"If you drive from Schenectady to Niagara Falls, you'll see an economy that is devastated," he said a few days ago. "It looks like Appalachia."
Now consider Gov. George Pataki's response to Spitzer's observation.
"Comparing it to Appalachia is inappropriate and an insult to the hardworking people of upstate New York," the governor said.
Potential Republican opponents Bill Weld and Randy Daniels chimed in, too. Weld said Spitzer "likened upstate to those Walker Evans photographs showing kids with rickets and missing teeth."
Daniels' spokesman called the comparison "wrong, and it's troubling."
We can only speculate about the conversations between our Republican honchos over the past few days. They are strong Pataki supporters, like what they see in the Republican gubernatorial field and acknowledge that certain words and terms can evoke strong emotions.
But these two veterans will also tell you that once again, the upstate economy may very well prove to be the deciding issue in a statewide election and that the winner will somehow find the right words to talk about it.
* The County Legislature vote a few days ago on a controversial local law requiring apprentice programs for construction firms seeking work from Erie County demonstrates how the tiny Conservative Party may have eclipsed Republicans in County Hall muscle.
Good old-fashioned political pressure -- Conservative style -- proved the deciding factor in the bill's defeat.
"I believe these are the kinds of things the Conservative Party should stand for and influence when we endorse these legislators," said Conservative Party Chairman Ralph Lorigo. "This is a perfect example."
Backing by the Conservative Party is coveted by most candidates for office in Erie County, including Democrats. Indeed, eight legislators ran on the Conservative line last fall. And when Lorigo got on the phone before a vote that looked good for Democrat Tim Kennedy's bill, things changed. The Democrats controlling the Legislature, he said, were reminded about their Conservative endorsements.
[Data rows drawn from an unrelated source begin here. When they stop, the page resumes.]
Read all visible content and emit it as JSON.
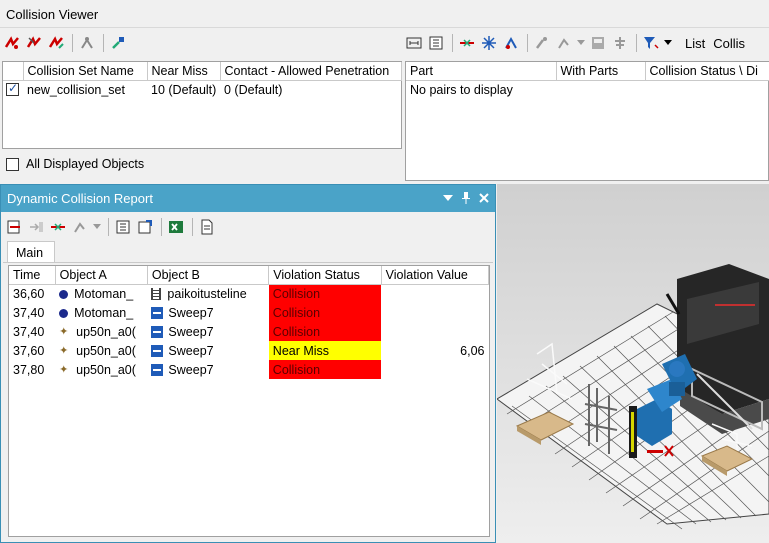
{
  "collision_viewer": {
    "title": "Collision Viewer",
    "list_label": "List",
    "collision_truncated": "Collis",
    "columns": [
      "Collision Set Name",
      "Near Miss",
      "Contact - Allowed Penetration"
    ],
    "rows": [
      {
        "checked": true,
        "name": "new_collision_set",
        "near_miss": "10 (Default)",
        "contact": "0 (Default)"
      }
    ],
    "all_displayed_label": "All Displayed Objects",
    "pairs_columns": [
      "Part",
      "With Parts",
      "Collision Status \\ Di"
    ],
    "pairs_empty": "No pairs to display"
  },
  "dynamic_report": {
    "title": "Dynamic Collision Report",
    "tab": "Main",
    "columns": [
      "Time",
      "Object A",
      "Object B",
      "Violation Status",
      "Violation Value"
    ],
    "rows": [
      {
        "time": "36,60",
        "a_icon": "robot-dot-icon",
        "object_a": "Motoman_",
        "b_icon": "fixture-icon",
        "object_b": "paikoitusteline",
        "status": "Collision",
        "value": ""
      },
      {
        "time": "37,40",
        "a_icon": "robot-dot-icon",
        "object_a": "Motoman_",
        "b_icon": "sweep-icon",
        "object_b": "Sweep7",
        "status": "Collision",
        "value": ""
      },
      {
        "time": "37,40",
        "a_icon": "robot-arm-icon",
        "object_a": "up50n_a0(",
        "b_icon": "sweep-icon",
        "object_b": "Sweep7",
        "status": "Collision",
        "value": ""
      },
      {
        "time": "37,60",
        "a_icon": "robot-arm-icon",
        "object_a": "up50n_a0(",
        "b_icon": "sweep-icon",
        "object_b": "Sweep7",
        "status": "Near Miss",
        "value": "6,06"
      },
      {
        "time": "37,80",
        "a_icon": "robot-arm-icon",
        "object_a": "up50n_a0(",
        "b_icon": "sweep-icon",
        "object_b": "Sweep7",
        "status": "Collision",
        "value": ""
      }
    ]
  },
  "colors": {
    "collision": "#ff0000",
    "near_miss": "#ffff00",
    "panel_title_bg": "#4aa3c8"
  }
}
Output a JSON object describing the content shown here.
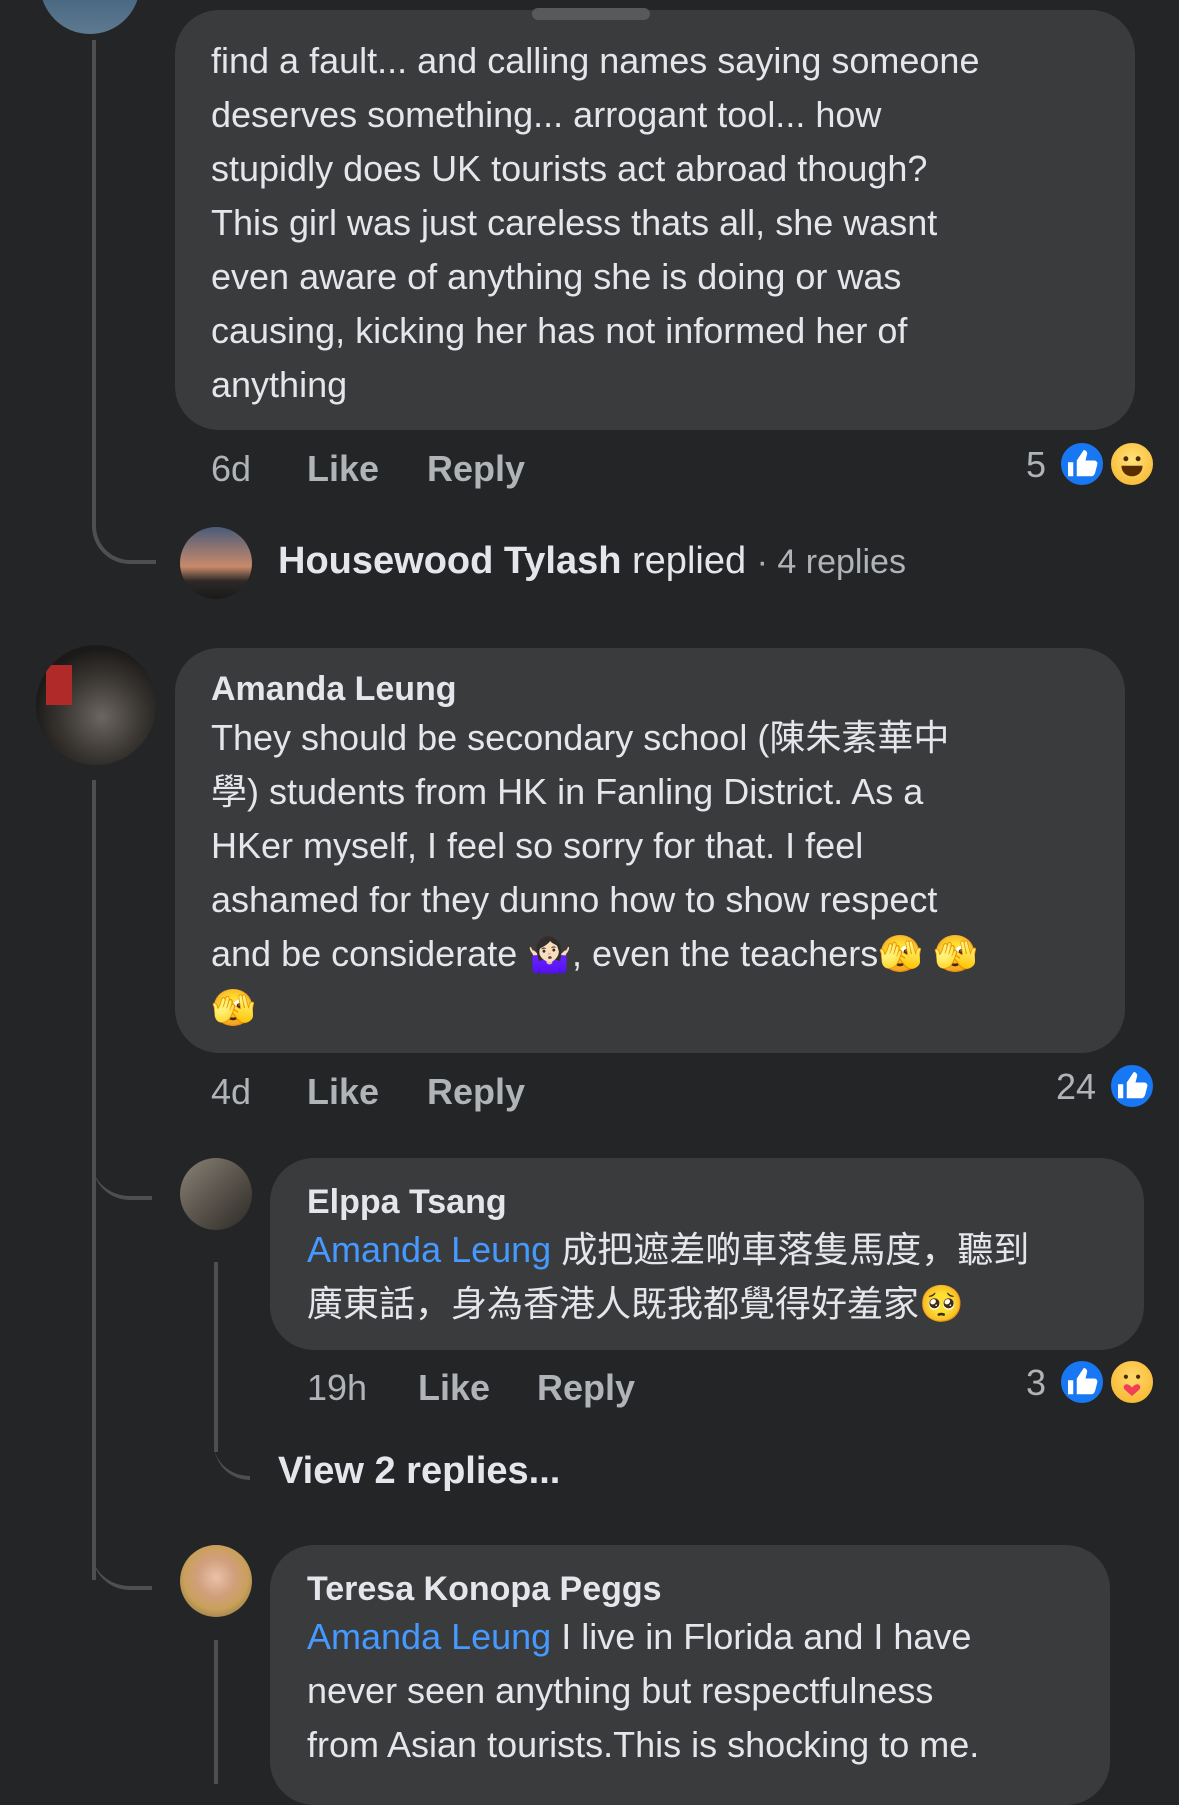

The apprentice effort is expected to be revived with some tweaking. But tweaking might mean major overhaul to Lorigo, who plans to ride herd on the next bill, too. "Not only will I be watching, I'll be in touch with these people," Lorigo said.
* Leonard Roberto, founder of the anti-incumbent Primary Challenge group, received lots of attention last week for announcing a drive to topple icons Paul Tokasz in the Assembly and Dale Volker in the Senate.
But Roberto says his real goal -- recruiting 1,000 people to run for party committee posts -- has been overlooked. His effort to attract new people who will break with party leaders will prove daunting at the least, but will merit attention from politics watchers everywhere.
* Democrat Jack Davis will officially announce his second shot at Republican Congressman Tom Reynolds on Thursday.